In my experience with intellectual skeptics, when you argue with mere logic, there will be things that the skeptic realizes you are arguing only because you have faith. Once he realizes that, the argument is over. But start with faith as a premise, point out their own faith (e.g., “your desire to believe there is a God is your measure of faith”) and challenge them to act on it, and faith won’t become the conclusion… or it will take longer to reach the impasse. It allows the conversation to be more open. I might classify my preferred method as a derivative of Pascal’s Wager.
I find Greg Koukl’s tactics helpful when in conversation with skeptics and non-believers. He encourages an integrative approach. As to whether there is one best method, I take a Hayekian outlook. Christians didn’t even know about apologetics or Christian case making fifty years ago, and look at the plethora of materials we have today! We should debate and develop our methodologies and arguments, and make it possible to create new ones.
It seems to me, at least when I have discussions on these topics is that a classical and historical apologetic approach usually works the best. That’s not to say others do not work, but these are the two I probably work with the most.
Looking forward to your question of the week section!
I categorize my method as “presuppositionally aware evidentialism”. I think that evidence needs to be the chief weapon of the apologist, but, s/he must always be sniffing out presuppositions.
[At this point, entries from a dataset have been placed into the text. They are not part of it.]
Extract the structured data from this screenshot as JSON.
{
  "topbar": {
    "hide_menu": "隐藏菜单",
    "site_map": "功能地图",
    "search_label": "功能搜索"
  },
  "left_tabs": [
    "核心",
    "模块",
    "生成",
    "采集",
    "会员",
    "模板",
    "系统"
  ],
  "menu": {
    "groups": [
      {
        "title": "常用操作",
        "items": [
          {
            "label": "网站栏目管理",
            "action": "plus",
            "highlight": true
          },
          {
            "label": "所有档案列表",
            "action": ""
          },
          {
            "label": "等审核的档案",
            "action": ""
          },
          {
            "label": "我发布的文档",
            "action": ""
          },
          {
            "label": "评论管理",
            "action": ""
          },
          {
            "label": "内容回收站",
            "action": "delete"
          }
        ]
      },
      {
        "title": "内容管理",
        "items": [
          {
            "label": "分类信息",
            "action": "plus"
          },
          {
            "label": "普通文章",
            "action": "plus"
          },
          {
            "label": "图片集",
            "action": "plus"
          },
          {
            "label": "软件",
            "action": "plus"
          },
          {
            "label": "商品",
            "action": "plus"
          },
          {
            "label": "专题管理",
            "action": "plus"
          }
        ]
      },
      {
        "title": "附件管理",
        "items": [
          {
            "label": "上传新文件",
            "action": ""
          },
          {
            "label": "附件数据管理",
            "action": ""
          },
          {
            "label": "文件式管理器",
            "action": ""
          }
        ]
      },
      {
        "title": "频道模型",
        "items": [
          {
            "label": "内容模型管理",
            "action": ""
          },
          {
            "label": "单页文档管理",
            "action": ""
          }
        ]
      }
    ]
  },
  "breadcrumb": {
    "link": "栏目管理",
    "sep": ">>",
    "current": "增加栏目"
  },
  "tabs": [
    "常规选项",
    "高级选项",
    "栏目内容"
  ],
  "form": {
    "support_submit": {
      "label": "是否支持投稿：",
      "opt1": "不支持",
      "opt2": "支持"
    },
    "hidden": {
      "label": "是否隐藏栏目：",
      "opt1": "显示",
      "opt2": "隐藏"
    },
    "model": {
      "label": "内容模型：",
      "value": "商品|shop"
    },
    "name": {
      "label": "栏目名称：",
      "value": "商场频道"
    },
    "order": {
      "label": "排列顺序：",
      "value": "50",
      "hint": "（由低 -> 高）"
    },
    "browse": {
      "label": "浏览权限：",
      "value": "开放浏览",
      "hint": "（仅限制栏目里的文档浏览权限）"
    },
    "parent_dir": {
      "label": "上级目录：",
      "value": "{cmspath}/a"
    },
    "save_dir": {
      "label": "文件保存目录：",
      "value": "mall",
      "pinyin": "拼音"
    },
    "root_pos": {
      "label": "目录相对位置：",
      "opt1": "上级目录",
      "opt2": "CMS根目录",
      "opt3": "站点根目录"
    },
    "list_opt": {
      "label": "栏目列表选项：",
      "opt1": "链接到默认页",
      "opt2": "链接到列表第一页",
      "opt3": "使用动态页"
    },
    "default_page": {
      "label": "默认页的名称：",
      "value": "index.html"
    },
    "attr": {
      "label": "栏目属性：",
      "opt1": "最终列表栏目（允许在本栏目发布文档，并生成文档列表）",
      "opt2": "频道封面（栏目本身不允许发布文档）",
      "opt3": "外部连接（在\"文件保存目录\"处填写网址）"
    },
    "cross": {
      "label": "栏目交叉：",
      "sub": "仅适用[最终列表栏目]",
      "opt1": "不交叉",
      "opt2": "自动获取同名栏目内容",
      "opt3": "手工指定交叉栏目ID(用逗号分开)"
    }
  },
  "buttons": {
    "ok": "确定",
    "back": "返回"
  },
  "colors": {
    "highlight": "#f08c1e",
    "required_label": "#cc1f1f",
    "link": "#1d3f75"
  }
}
I prefer Presuppositional apologetics because of my theology; I prefer Presuppositional because I think that most of my discussion with people end up coming down to a clash of worldviews and starting point; I also believe Presuppositionalism does not mean it is against evidences, but that we must interact with philosophy of evidences in a meaningful and also biblical way as well. =)